This year’s grand prize cucumber at the Alaska State Fair shattered the state record for length, but it almost had to travel through fire to get there.
Richard Link of Soldotna knew that he had a record-breaker on his hand when he harvested his 14-pound, 37 3/8-inch (44 inches when measured by the curve) cucumber earlier this year.
A problem arose, however, when the Swan Lake Fire — which has been burning on the Kenai Peninsula since June 5 — jumped across the Sterling Highway two weeks ago and led to multiple road closures and delays. The Sterling Highway is part of the only road route to Palmer from Soldotna, so Link and his cucumber were essentially stranded on the Kenai Peninsula.

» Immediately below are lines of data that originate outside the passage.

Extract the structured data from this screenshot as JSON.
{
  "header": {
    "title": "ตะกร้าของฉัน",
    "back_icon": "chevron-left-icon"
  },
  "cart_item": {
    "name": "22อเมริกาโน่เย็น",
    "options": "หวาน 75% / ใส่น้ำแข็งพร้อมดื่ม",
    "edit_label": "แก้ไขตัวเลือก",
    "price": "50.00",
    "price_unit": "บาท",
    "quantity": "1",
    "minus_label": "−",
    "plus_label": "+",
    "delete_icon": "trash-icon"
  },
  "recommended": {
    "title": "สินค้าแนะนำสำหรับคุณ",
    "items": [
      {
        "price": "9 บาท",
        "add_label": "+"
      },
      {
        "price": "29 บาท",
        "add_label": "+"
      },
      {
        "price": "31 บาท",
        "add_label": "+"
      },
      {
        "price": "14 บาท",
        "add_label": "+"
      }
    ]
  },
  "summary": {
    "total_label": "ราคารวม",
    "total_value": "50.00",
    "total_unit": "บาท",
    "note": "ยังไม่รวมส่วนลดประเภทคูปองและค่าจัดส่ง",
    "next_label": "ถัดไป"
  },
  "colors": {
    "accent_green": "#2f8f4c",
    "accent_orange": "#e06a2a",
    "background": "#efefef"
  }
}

Even though Link had already looked up the previous record and knew that he had it beat, the road closures had him ready to throw in the towel. Luckily his wife, Ludy, was determined to get that cucumber to Palmer.
Ludy contacted her sister in Anchorage and made a plan to transport the gourd by plane from Kenai to Anchorage. Grant Aviation cut them a deal and agreed to fly the cucumber for just $30. So the Links dropped it off at the Kenai airport and Ludy’s sister picked it up when it landed in Anchorage.

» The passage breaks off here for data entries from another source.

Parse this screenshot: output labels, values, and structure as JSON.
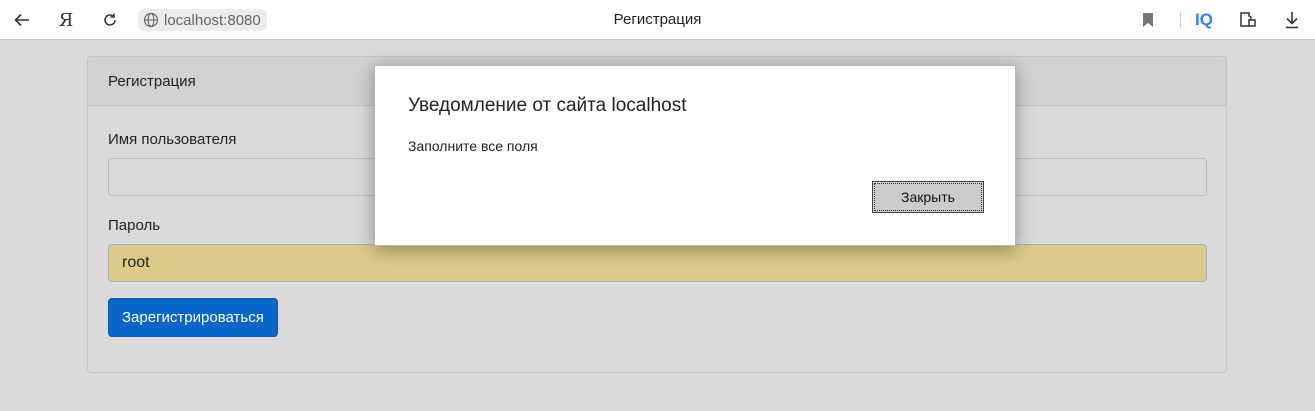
{
  "browser": {
    "url": "localhost:8080",
    "tab_title": "Регистрация",
    "ya_label": "Я",
    "iq_label": "IQ"
  },
  "card": {
    "header": "Регистрация",
    "username_label": "Имя пользователя",
    "username_value": "",
    "password_label": "Пароль",
    "password_value": "root",
    "submit_label": "Зарегистрироваться"
  },
  "dialog": {
    "title": "Уведомление от сайта localhost",
    "message": "Заполните все поля",
    "close_label": "Закрыть"
  },
  "colors": {
    "submit_bg": "#0a66c9",
    "autofill_bg": "#dccb88",
    "overlay_bg": "#dadada",
    "iq_accent": "#2f7ff5"
  },
  "icons": [
    "back-arrow-icon",
    "yandex-icon",
    "reload-icon",
    "globe-icon",
    "bookmark-icon",
    "iq-icon",
    "extensions-icon",
    "download-icon"
  ]
}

From there, the Links’ daughter-in-law drove down from Eagle River to pick it up in Anchorage. To complete the family relay race, the Links’ daughter-in-law got it to the fair in Palmer by the time it was set to be judged on the afternoon of Wednesday, Aug. 21.
This is his first year submitting a cucumber to judging at the State Fair, but Link has been growing cucumbers for the past five years or so. Each year he likes to try out a few different varieties to see how well they grow, and this year he just happened to pick a winner: the Armenian cucumber.

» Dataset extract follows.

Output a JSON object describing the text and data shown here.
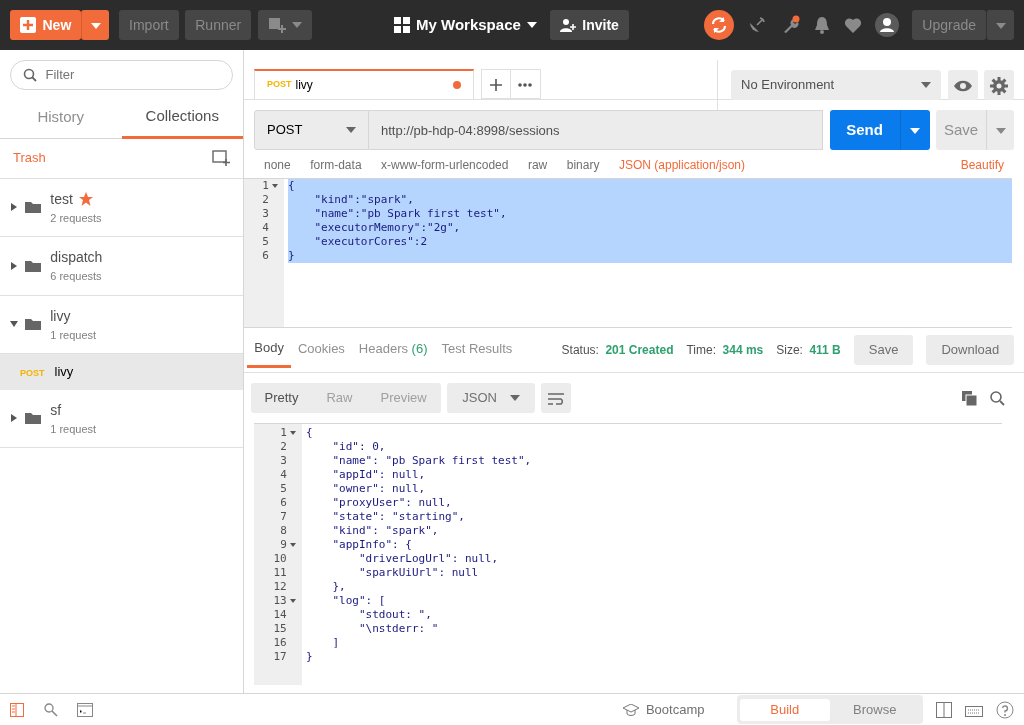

The Armenian variety is a lighter shade of green, has deeper ridges and tends to be longer and thinner than other varieties. Link said that he prefers growing the longer varieties and noted that the taste of his Armenian cucumbers was sweeter than most.
“It’s almost like a cross between a cucumber and a melon,” Link said.
Cucumbers are meant to grow in subtropical climates and are very susceptible to frost, so Link has to cultivate his in a high tunnel. This year’s winner spent about two and a half months growing in Link’s high tunnel, and Link said that he noticed early on it was going to be way bigger than he expected.
“At one point I had to make a sling for it so that it could hang horizontally and wouldn’t fall off the vine,” Link said.
When asked if he planned on entering the contest again next year, Link’s answer was a definite yes.
“I’m hooked now,” Link said.
Link said that this summer offered extraordinary yields with more than just his cucumbers. For example, Link has several beehives and said that this year he was able to collect 15 gallons of honey from each one. Normally he collects about 5 gallons. Link also entered a zucchini into the Kenai Peninsula Fair in Ninilchik this year which won best in show.
Link’s advice to would-be cucumber farmers is to persevere through any obstacles that may arise, whether it’s having to build a sling to support them or buying a plane ticket to fly them over a fire.